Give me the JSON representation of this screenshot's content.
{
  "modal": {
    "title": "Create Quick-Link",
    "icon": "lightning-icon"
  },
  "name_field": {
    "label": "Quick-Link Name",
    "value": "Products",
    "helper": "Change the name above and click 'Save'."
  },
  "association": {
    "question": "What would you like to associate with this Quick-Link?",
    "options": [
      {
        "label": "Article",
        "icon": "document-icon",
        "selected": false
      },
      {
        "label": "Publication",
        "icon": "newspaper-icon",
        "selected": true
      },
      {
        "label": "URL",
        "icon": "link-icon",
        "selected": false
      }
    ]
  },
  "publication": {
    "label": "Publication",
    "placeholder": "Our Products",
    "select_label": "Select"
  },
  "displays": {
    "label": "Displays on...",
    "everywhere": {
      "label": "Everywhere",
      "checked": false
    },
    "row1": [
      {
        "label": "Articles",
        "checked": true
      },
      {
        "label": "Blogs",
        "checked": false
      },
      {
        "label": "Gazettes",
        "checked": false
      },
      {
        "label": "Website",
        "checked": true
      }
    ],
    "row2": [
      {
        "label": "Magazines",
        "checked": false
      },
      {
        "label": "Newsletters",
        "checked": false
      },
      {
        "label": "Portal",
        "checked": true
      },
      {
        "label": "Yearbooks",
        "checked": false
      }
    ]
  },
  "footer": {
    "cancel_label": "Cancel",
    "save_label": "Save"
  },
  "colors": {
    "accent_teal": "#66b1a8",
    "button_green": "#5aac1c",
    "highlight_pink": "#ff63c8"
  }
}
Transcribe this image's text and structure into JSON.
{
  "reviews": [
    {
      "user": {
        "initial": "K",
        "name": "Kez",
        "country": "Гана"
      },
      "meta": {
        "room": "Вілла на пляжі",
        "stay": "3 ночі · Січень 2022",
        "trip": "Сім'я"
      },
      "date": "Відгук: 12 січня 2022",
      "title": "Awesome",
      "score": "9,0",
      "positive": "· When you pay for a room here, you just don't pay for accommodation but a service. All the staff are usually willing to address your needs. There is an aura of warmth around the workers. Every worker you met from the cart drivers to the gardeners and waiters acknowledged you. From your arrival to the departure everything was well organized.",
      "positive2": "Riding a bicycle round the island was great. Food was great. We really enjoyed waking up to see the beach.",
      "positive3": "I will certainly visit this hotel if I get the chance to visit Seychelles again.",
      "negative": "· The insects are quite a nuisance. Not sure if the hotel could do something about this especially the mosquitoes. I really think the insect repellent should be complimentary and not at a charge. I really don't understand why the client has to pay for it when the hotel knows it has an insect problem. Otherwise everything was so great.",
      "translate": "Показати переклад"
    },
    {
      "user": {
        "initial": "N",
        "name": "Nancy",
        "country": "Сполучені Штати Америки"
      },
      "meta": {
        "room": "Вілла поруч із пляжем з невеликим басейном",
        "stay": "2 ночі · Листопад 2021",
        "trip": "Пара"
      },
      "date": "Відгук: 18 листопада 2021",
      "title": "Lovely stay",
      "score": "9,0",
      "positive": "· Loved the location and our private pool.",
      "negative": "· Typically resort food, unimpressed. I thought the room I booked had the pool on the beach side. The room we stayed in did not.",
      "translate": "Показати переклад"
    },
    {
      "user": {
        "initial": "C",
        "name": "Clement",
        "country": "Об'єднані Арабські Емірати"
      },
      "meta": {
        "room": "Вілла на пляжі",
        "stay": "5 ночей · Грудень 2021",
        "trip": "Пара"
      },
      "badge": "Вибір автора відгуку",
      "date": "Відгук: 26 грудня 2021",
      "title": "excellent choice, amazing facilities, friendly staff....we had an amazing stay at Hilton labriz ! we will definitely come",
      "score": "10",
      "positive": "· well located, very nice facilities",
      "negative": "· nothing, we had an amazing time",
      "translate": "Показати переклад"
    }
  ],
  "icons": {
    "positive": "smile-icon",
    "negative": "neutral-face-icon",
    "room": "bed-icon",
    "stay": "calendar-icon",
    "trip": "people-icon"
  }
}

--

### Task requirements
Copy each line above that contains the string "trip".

### Exercise solution
        "trip": "Сім'я"
        "trip": "Пара"
        "trip": "Пара"
    "trip": "people-icon"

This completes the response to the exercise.